Task> How many lines below hold "label"? Answer with only the number.

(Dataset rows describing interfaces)
########################################

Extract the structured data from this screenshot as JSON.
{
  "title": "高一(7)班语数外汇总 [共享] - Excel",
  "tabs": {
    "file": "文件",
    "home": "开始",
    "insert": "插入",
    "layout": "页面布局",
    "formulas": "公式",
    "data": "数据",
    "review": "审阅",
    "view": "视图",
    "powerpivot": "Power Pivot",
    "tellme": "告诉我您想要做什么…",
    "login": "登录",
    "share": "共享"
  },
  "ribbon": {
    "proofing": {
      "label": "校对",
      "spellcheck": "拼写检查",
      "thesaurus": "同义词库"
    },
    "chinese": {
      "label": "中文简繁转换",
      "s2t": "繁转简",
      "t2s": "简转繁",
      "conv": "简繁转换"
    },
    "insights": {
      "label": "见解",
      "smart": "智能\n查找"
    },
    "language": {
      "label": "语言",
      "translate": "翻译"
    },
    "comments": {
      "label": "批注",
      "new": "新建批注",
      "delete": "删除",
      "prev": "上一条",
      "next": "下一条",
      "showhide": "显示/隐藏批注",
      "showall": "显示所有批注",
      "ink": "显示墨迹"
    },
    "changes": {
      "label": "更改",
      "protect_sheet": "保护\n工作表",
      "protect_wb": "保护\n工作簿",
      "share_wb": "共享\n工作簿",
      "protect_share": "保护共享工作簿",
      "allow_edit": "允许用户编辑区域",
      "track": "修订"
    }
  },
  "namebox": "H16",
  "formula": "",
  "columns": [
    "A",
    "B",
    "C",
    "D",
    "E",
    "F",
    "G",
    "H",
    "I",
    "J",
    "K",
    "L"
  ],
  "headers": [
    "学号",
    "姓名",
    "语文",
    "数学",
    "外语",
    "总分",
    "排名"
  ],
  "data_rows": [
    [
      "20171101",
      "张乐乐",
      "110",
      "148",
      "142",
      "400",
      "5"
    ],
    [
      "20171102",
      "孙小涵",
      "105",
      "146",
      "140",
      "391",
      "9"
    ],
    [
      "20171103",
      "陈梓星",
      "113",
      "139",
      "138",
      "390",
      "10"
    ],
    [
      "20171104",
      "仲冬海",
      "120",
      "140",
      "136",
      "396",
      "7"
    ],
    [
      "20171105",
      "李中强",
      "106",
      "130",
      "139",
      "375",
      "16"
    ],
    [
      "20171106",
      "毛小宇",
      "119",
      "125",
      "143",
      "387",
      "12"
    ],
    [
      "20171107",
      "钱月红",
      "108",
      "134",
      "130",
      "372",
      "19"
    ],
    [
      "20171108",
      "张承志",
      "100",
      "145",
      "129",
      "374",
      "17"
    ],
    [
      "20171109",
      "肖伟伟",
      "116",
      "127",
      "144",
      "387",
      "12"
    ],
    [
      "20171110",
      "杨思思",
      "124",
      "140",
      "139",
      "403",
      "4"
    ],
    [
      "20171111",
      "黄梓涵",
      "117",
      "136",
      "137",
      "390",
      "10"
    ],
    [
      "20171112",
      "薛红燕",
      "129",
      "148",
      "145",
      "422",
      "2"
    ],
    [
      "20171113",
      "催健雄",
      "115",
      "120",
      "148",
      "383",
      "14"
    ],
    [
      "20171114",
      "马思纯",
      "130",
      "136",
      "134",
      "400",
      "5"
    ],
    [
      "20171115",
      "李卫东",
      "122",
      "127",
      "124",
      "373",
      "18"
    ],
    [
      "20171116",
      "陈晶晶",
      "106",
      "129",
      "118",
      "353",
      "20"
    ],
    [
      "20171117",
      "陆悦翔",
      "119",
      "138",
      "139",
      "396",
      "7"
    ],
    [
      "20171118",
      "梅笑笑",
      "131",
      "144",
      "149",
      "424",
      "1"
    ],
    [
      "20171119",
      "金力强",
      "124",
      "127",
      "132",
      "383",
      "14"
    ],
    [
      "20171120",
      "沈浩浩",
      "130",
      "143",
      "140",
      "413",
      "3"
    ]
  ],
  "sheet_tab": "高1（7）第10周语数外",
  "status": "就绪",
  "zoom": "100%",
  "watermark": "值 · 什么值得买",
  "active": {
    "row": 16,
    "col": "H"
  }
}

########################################

Task answer> 6